Task item
Text only, exactly as given: reproduce the entries below without their pictures.

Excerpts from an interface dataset
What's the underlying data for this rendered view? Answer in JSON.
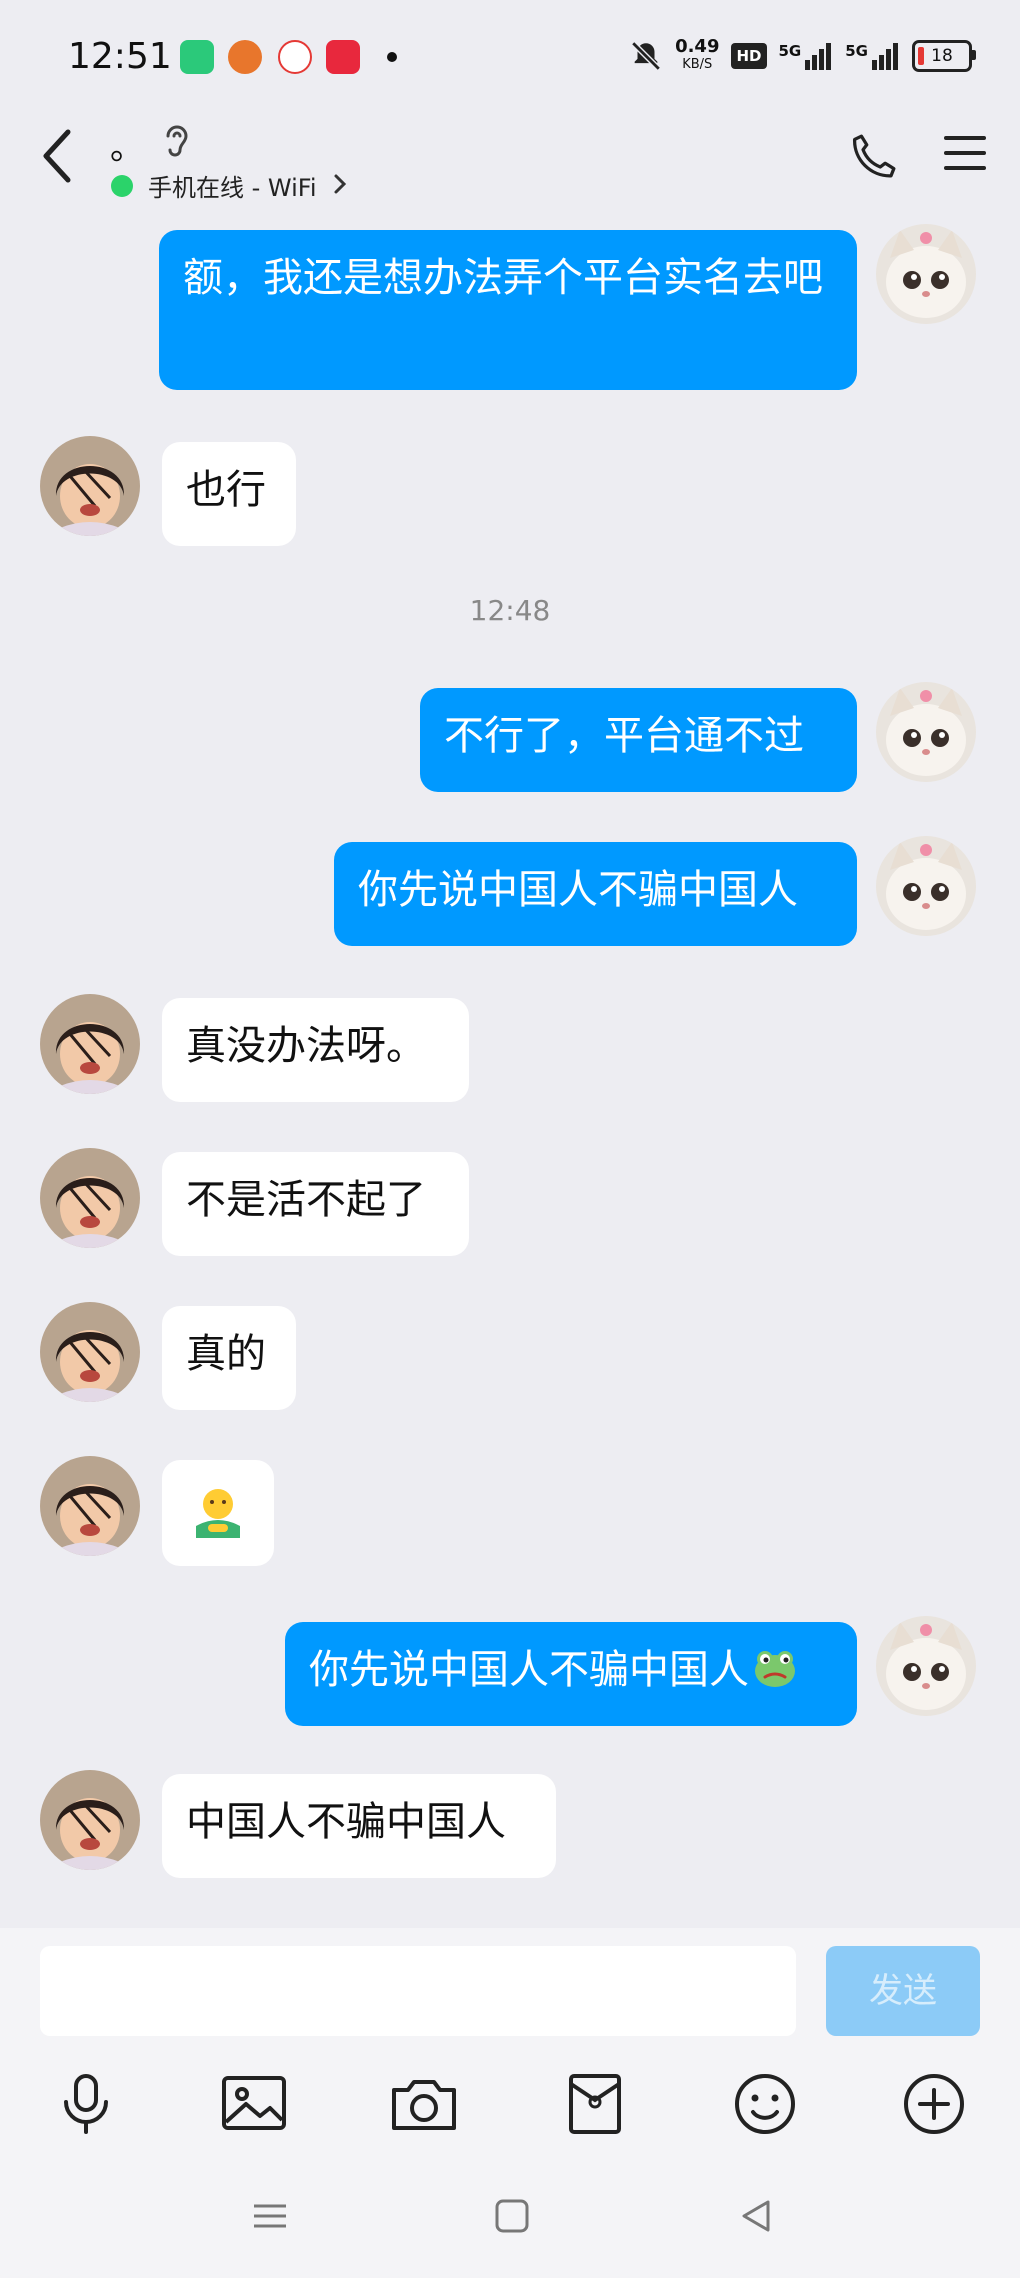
{
  "status": {
    "time": "12:51",
    "net_speed": "0.49",
    "net_unit": "KB/S",
    "hd": "HD",
    "sig1": "5G",
    "sig2": "5G",
    "battery": "18"
  },
  "header": {
    "title": "。",
    "subtitle": "手机在线 - WiFi"
  },
  "messages": [
    {
      "side": "out",
      "text": "额，我还是想办法弄个平台实名去吧"
    },
    {
      "side": "in",
      "text": "也行"
    },
    {
      "type": "time",
      "text": "12:48"
    },
    {
      "side": "out",
      "text": "不行了，平台通不过"
    },
    {
      "side": "out",
      "text": "你先说中国人不骗中国人"
    },
    {
      "side": "in",
      "text": "真没办法呀。"
    },
    {
      "side": "in",
      "text": "不是活不起了"
    },
    {
      "side": "in",
      "text": "真的"
    },
    {
      "side": "in",
      "emoji": "hug-emoji"
    },
    {
      "side": "out",
      "text": "你先说中国人不骗中国人",
      "emoji": "frog-emoji"
    },
    {
      "side": "in",
      "text": "中国人不骗中国人"
    }
  ],
  "input": {
    "value": "",
    "send_label": "发送"
  },
  "toolbar": [
    "microphone-icon",
    "image-icon",
    "camera-icon",
    "red-packet-icon",
    "emoji-icon",
    "plus-icon"
  ],
  "colors": {
    "outgoing_bubble": "#0099FF",
    "incoming_bubble": "#FFFFFF",
    "background": "#EDEDF2",
    "online": "#2BD36A"
  }
}
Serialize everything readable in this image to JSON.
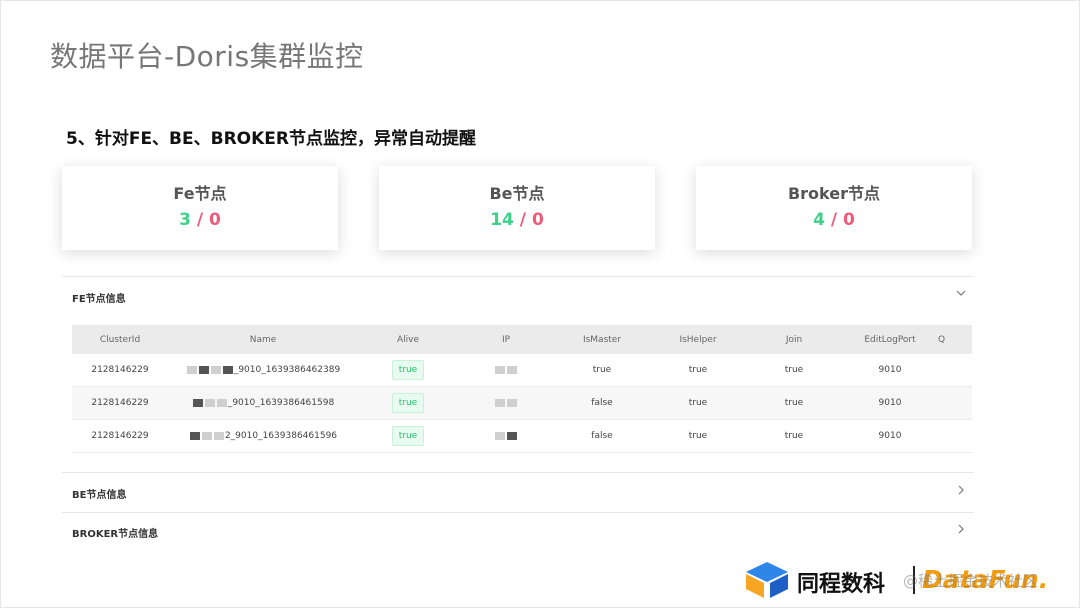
{
  "slide": {
    "title": "数据平台-Doris集群监控",
    "subtitle": "5、针对FE、BE、BROKER节点监控，异常自动提醒"
  },
  "cards": [
    {
      "label": "Fe节点",
      "ok": "3",
      "sep": " / ",
      "bad": "0"
    },
    {
      "label": "Be节点",
      "ok": "14",
      "sep": " / ",
      "bad": "0"
    },
    {
      "label": "Broker节点",
      "ok": "4",
      "sep": " / ",
      "bad": "0"
    }
  ],
  "sections": {
    "fe": {
      "title": "FE节点信息"
    },
    "be": {
      "title": "BE节点信息"
    },
    "broker": {
      "title": "BROKER节点信息"
    }
  },
  "table": {
    "headers": [
      "ClusterId",
      "Name",
      "Alive",
      "IP",
      "IsMaster",
      "IsHelper",
      "Join",
      "EditLogPort",
      "Q"
    ],
    "rows": [
      {
        "cluster_id": "2128146229",
        "name_suffix": "_9010_1639386462389",
        "alive": "true",
        "is_master": "true",
        "is_helper": "true",
        "join": "true",
        "edit_log_port": "9010"
      },
      {
        "cluster_id": "2128146229",
        "name_suffix": "_9010_1639386461598",
        "alive": "true",
        "is_master": "false",
        "is_helper": "true",
        "join": "true",
        "edit_log_port": "9010"
      },
      {
        "cluster_id": "2128146229",
        "name_suffix": "2_9010_1639386461596",
        "alive": "true",
        "is_master": "false",
        "is_helper": "true",
        "join": "true",
        "edit_log_port": "9010"
      }
    ]
  },
  "icons": {
    "expanded": "chevron-down-icon",
    "collapsed": "chevron-right-icon"
  },
  "footer": {
    "brand": "同程数科",
    "watermark": "@稀土掘金技术社区",
    "partner": "DataFun."
  },
  "colors": {
    "ok": "#3fd08a",
    "bad": "#ee5a7a",
    "tag_bg": "#e8fbf0",
    "tag_text": "#27c26c"
  }
}
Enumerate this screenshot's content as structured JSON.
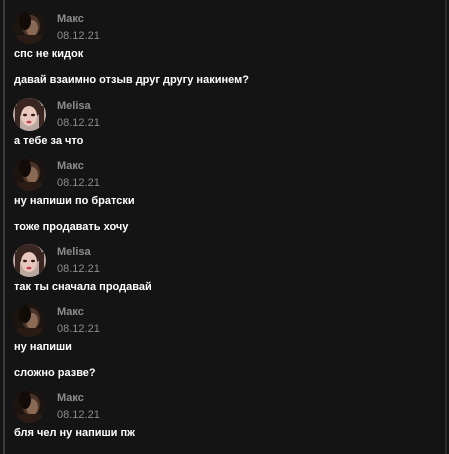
{
  "colors": {
    "background": "#141414",
    "author_text": "#8c8c8c",
    "message_text": "#ffffff"
  },
  "messages": [
    {
      "author": "Макс",
      "date": "08.12.21",
      "avatar_icon": "dark-portrait-avatar",
      "lines": [
        "спс не кидок",
        "давай взаимно отзыв друг другу накинем?"
      ]
    },
    {
      "author": "Melisa",
      "date": "08.12.21",
      "avatar_icon": "light-portrait-avatar",
      "lines": [
        "а тебе за что"
      ]
    },
    {
      "author": "Макс",
      "date": "08.12.21",
      "avatar_icon": "dark-portrait-avatar",
      "lines": [
        "ну напиши по братски",
        "тоже продавать хочу"
      ]
    },
    {
      "author": "Melisa",
      "date": "08.12.21",
      "avatar_icon": "light-portrait-avatar",
      "lines": [
        "так ты сначала продавай"
      ]
    },
    {
      "author": "Макс",
      "date": "08.12.21",
      "avatar_icon": "dark-portrait-avatar",
      "lines": [
        "ну напиши",
        "сложно разве?"
      ]
    },
    {
      "author": "Макс",
      "date": "08.12.21",
      "avatar_icon": "dark-portrait-avatar",
      "lines": [
        "бля чел ну напиши пж"
      ]
    }
  ]
}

Your response
What's the underlying data for this rendered view? Answer in JSON.
{
  "status": {
    "time": "12:51",
    "net_speed": "0.49",
    "net_unit": "KB/S",
    "hd": "HD",
    "sig1": "5G",
    "sig2": "5G",
    "battery": "18"
  },
  "header": {
    "title": "。",
    "subtitle": "手机在线 - WiFi"
  },
  "messages": [
    {
      "side": "out",
      "text": "额，我还是想办法弄个平台实名去吧"
    },
    {
      "side": "in",
      "text": "也行"
    },
    {
      "type": "time",
      "text": "12:48"
    },
    {
      "side": "out",
      "text": "不行了，平台通不过"
    },
    {
      "side": "out",
      "text": "你先说中国人不骗中国人"
    },
    {
      "side": "in",
      "text": "真没办法呀。"
    },
    {
      "side": "in",
      "text": "不是活不起了"
    },
    {
      "side": "in",
      "text": "真的"
    },
    {
      "side": "in",
      "emoji": "hug-emoji"
    },
    {
      "side": "out",
      "text": "你先说中国人不骗中国人",
      "emoji": "frog-emoji"
    },
    {
      "side": "in",
      "text": "中国人不骗中国人"
    }
  ],
  "input": {
    "value": "",
    "send_label": "发送"
  },
  "toolbar": [
    "microphone-icon",
    "image-icon",
    "camera-icon",
    "red-packet-icon",
    "emoji-icon",
    "plus-icon"
  ],
  "colors": {
    "outgoing_bubble": "#0099FF",
    "incoming_bubble": "#FFFFFF",
    "background": "#EDEDF2",
    "online": "#2BD36A"
  }
}
Serialize everything readable in this image to JSON.
{
  "slide": {
    "title": "数据平台-Doris集群监控",
    "subtitle": "5、针对FE、BE、BROKER节点监控，异常自动提醒"
  },
  "cards": [
    {
      "label": "Fe节点",
      "ok": "3",
      "sep": " / ",
      "bad": "0"
    },
    {
      "label": "Be节点",
      "ok": "14",
      "sep": " / ",
      "bad": "0"
    },
    {
      "label": "Broker节点",
      "ok": "4",
      "sep": " / ",
      "bad": "0"
    }
  ],
  "sections": {
    "fe": {
      "title": "FE节点信息"
    },
    "be": {
      "title": "BE节点信息"
    },
    "broker": {
      "title": "BROKER节点信息"
    }
  },
  "table": {
    "headers": [
      "ClusterId",
      "Name",
      "Alive",
      "IP",
      "IsMaster",
      "IsHelper",
      "Join",
      "EditLogPort",
      "Q"
    ],
    "rows": [
      {
        "cluster_id": "2128146229",
        "name_suffix": "_9010_1639386462389",
        "alive": "true",
        "is_master": "true",
        "is_helper": "true",
        "join": "true",
        "edit_log_port": "9010"
      },
      {
        "cluster_id": "2128146229",
        "name_suffix": "_9010_1639386461598",
        "alive": "true",
        "is_master": "false",
        "is_helper": "true",
        "join": "true",
        "edit_log_port": "9010"
      },
      {
        "cluster_id": "2128146229",
        "name_suffix": "2_9010_1639386461596",
        "alive": "true",
        "is_master": "false",
        "is_helper": "true",
        "join": "true",
        "edit_log_port": "9010"
      }
    ]
  },
  "icons": {
    "expanded": "chevron-down-icon",
    "collapsed": "chevron-right-icon"
  },
  "footer": {
    "brand": "同程数科",
    "watermark": "@稀土掘金技术社区",
    "partner": "DataFun."
  },
  "colors": {
    "ok": "#3fd08a",
    "bad": "#ee5a7a",
    "tag_bg": "#e8fbf0",
    "tag_text": "#27c26c"
  }
}
Enumerate this screenshot's content as structured JSON.
{
  "colors": {
    "background": "#141414",
    "author_text": "#8c8c8c",
    "message_text": "#ffffff"
  },
  "messages": [
    {
      "author": "Макс",
      "date": "08.12.21",
      "avatar_icon": "dark-portrait-avatar",
      "lines": [
        "спс не кидок",
        "давай взаимно отзыв друг другу накинем?"
      ]
    },
    {
      "author": "Melisa",
      "date": "08.12.21",
      "avatar_icon": "light-portrait-avatar",
      "lines": [
        "а тебе за что"
      ]
    },
    {
      "author": "Макс",
      "date": "08.12.21",
      "avatar_icon": "dark-portrait-avatar",
      "lines": [
        "ну напиши по братски",
        "тоже продавать хочу"
      ]
    },
    {
      "author": "Melisa",
      "date": "08.12.21",
      "avatar_icon": "light-portrait-avatar",
      "lines": [
        "так ты сначала продавай"
      ]
    },
    {
      "author": "Макс",
      "date": "08.12.21",
      "avatar_icon": "dark-portrait-avatar",
      "lines": [
        "ну напиши",
        "сложно разве?"
      ]
    },
    {
      "author": "Макс",
      "date": "08.12.21",
      "avatar_icon": "dark-portrait-avatar",
      "lines": [
        "бля чел ну напиши пж"
      ]
    }
  ]
}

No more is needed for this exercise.